◆ **Task details**
What is needed is a faithful copy of all the records.

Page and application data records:
○ ○ ○ ○ ○ ○ ○

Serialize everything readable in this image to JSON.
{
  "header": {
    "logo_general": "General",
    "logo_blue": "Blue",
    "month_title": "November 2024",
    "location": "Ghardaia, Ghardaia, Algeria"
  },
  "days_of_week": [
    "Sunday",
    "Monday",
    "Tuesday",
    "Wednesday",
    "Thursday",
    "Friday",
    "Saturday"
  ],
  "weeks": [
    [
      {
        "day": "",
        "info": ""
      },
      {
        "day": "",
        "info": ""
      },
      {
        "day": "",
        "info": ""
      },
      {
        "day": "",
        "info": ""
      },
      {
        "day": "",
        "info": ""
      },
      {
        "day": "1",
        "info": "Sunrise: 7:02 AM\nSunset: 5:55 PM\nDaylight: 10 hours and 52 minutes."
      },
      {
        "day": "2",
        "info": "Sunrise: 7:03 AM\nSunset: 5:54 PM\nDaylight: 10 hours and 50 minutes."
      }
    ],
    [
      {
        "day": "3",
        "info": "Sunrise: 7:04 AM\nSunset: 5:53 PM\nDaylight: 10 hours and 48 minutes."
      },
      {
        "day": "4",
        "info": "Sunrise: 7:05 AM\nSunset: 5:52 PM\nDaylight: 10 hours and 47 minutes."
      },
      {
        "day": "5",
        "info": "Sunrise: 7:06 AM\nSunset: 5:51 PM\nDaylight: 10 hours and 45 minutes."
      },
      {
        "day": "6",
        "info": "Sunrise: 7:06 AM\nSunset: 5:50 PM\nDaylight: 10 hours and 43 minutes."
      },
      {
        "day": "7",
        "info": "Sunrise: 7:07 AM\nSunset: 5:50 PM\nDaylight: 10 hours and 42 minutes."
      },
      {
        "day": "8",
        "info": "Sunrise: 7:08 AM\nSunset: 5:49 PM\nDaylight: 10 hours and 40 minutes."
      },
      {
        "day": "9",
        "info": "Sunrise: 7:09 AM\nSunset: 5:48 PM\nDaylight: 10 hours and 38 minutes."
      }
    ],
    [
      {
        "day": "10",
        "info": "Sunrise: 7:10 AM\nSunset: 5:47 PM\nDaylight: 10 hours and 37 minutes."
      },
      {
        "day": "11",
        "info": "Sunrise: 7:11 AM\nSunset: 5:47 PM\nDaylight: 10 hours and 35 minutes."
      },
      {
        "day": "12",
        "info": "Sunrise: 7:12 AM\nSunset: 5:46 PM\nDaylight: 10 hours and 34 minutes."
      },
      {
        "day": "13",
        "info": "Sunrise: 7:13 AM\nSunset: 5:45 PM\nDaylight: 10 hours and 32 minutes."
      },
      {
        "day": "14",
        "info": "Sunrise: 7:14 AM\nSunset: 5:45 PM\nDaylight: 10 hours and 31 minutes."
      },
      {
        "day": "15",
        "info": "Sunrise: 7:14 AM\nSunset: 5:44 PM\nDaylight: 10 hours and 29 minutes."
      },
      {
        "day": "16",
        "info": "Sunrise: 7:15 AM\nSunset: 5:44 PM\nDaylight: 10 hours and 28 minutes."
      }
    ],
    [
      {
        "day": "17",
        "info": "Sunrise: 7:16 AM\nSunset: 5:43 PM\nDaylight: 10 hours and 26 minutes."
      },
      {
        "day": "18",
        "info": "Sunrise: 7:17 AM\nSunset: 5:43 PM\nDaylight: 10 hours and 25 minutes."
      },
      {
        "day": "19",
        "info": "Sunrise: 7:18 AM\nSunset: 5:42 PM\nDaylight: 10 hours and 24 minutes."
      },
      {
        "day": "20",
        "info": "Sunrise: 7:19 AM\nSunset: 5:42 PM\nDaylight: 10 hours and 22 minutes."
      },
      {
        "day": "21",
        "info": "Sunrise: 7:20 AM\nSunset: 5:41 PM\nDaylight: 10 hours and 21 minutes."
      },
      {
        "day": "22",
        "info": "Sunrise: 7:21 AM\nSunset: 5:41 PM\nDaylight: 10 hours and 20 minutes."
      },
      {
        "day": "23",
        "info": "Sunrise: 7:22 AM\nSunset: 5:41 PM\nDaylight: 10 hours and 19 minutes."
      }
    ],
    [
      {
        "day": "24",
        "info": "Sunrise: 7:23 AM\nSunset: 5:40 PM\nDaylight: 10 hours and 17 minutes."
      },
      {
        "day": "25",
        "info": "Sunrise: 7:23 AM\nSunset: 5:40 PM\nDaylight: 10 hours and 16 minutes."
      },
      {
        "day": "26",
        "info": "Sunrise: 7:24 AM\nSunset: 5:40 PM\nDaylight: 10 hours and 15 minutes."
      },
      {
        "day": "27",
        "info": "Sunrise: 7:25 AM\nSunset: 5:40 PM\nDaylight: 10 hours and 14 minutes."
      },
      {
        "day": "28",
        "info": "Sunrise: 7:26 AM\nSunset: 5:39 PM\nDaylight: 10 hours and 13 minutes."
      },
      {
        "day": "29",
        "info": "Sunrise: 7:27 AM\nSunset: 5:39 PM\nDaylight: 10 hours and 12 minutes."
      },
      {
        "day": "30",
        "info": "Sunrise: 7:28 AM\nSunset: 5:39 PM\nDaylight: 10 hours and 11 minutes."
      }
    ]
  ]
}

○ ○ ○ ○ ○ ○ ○

◆ **Result**
Serialize everything readable in this image to JSON.
{
  "header": {
    "logo_general": "General",
    "logo_blue": "Blue",
    "month_title": "November 2024",
    "location": "Ghardaia, Ghardaia, Algeria"
  },
  "days_of_week": [
    "Sunday",
    "Monday",
    "Tuesday",
    "Wednesday",
    "Thursday",
    "Friday",
    "Saturday"
  ],
  "weeks": [
    [
      {
        "day": "",
        "info": ""
      },
      {
        "day": "",
        "info": ""
      },
      {
        "day": "",
        "info": ""
      },
      {
        "day": "",
        "info": ""
      },
      {
        "day": "",
        "info": ""
      },
      {
        "day": "1",
        "info": "Sunrise: 7:02 AM\nSunset: 5:55 PM\nDaylight: 10 hours and 52 minutes."
      },
      {
        "day": "2",
        "info": "Sunrise: 7:03 AM\nSunset: 5:54 PM\nDaylight: 10 hours and 50 minutes."
      }
    ],
    [
      {
        "day": "3",
        "info": "Sunrise: 7:04 AM\nSunset: 5:53 PM\nDaylight: 10 hours and 48 minutes."
      },
      {
        "day": "4",
        "info": "Sunrise: 7:05 AM\nSunset: 5:52 PM\nDaylight: 10 hours and 47 minutes."
      },
      {
        "day": "5",
        "info": "Sunrise: 7:06 AM\nSunset: 5:51 PM\nDaylight: 10 hours and 45 minutes."
      },
      {
        "day": "6",
        "info": "Sunrise: 7:06 AM\nSunset: 5:50 PM\nDaylight: 10 hours and 43 minutes."
      },
      {
        "day": "7",
        "info": "Sunrise: 7:07 AM\nSunset: 5:50 PM\nDaylight: 10 hours and 42 minutes."
      },
      {
        "day": "8",
        "info": "Sunrise: 7:08 AM\nSunset: 5:49 PM\nDaylight: 10 hours and 40 minutes."
      },
      {
        "day": "9",
        "info": "Sunrise: 7:09 AM\nSunset: 5:48 PM\nDaylight: 10 hours and 38 minutes."
      }
    ],
    [
      {
        "day": "10",
        "info": "Sunrise: 7:10 AM\nSunset: 5:47 PM\nDaylight: 10 hours and 37 minutes."
      },
      {
        "day": "11",
        "info": "Sunrise: 7:11 AM\nSunset: 5:47 PM\nDaylight: 10 hours and 35 minutes."
      },
      {
        "day": "12",
        "info": "Sunrise: 7:12 AM\nSunset: 5:46 PM\nDaylight: 10 hours and 34 minutes."
      },
      {
        "day": "13",
        "info": "Sunrise: 7:13 AM\nSunset: 5:45 PM\nDaylight: 10 hours and 32 minutes."
      },
      {
        "day": "14",
        "info": "Sunrise: 7:14 AM\nSunset: 5:45 PM\nDaylight: 10 hours and 31 minutes."
      },
      {
        "day": "15",
        "info": "Sunrise: 7:14 AM\nSunset: 5:44 PM\nDaylight: 10 hours and 29 minutes."
      },
      {
        "day": "16",
        "info": "Sunrise: 7:15 AM\nSunset: 5:44 PM\nDaylight: 10 hours and 28 minutes."
      }
    ],
    [
      {
        "day": "17",
        "info": "Sunrise: 7:16 AM\nSunset: 5:43 PM\nDaylight: 10 hours and 26 minutes."
      },
      {
        "day": "18",
        "info": "Sunrise: 7:17 AM\nSunset: 5:43 PM\nDaylight: 10 hours and 25 minutes."
      },
      {
        "day": "19",
        "info": "Sunrise: 7:18 AM\nSunset: 5:42 PM\nDaylight: 10 hours and 24 minutes."
      },
      {
        "day": "20",
        "info": "Sunrise: 7:19 AM\nSunset: 5:42 PM\nDaylight: 10 hours and 22 minutes."
      },
      {
        "day": "21",
        "info": "Sunrise: 7:20 AM\nSunset: 5:41 PM\nDaylight: 10 hours and 21 minutes."
      },
      {
        "day": "22",
        "info": "Sunrise: 7:21 AM\nSunset: 5:41 PM\nDaylight: 10 hours and 20 minutes."
      },
      {
        "day": "23",
        "info": "Sunrise: 7:22 AM\nSunset: 5:41 PM\nDaylight: 10 hours and 19 minutes."
      }
    ],
    [
      {
        "day": "24",
        "info": "Sunrise: 7:23 AM\nSunset: 5:40 PM\nDaylight: 10 hours and 17 minutes."
      },
      {
        "day": "25",
        "info": "Sunrise: 7:23 AM\nSunset: 5:40 PM\nDaylight: 10 hours and 16 minutes."
      },
      {
        "day": "26",
        "info": "Sunrise: 7:24 AM\nSunset: 5:40 PM\nDaylight: 10 hours and 15 minutes."
      },
      {
        "day": "27",
        "info": "Sunrise: 7:25 AM\nSunset: 5:40 PM\nDaylight: 10 hours and 14 minutes."
      },
      {
        "day": "28",
        "info": "Sunrise: 7:26 AM\nSunset: 5:39 PM\nDaylight: 10 hours and 13 minutes."
      },
      {
        "day": "29",
        "info": "Sunrise: 7:27 AM\nSunset: 5:39 PM\nDaylight: 10 hours and 12 minutes."
      },
      {
        "day": "30",
        "info": "Sunrise: 7:28 AM\nSunset: 5:39 PM\nDaylight: 10 hours and 11 minutes."
      }
    ]
  ]
}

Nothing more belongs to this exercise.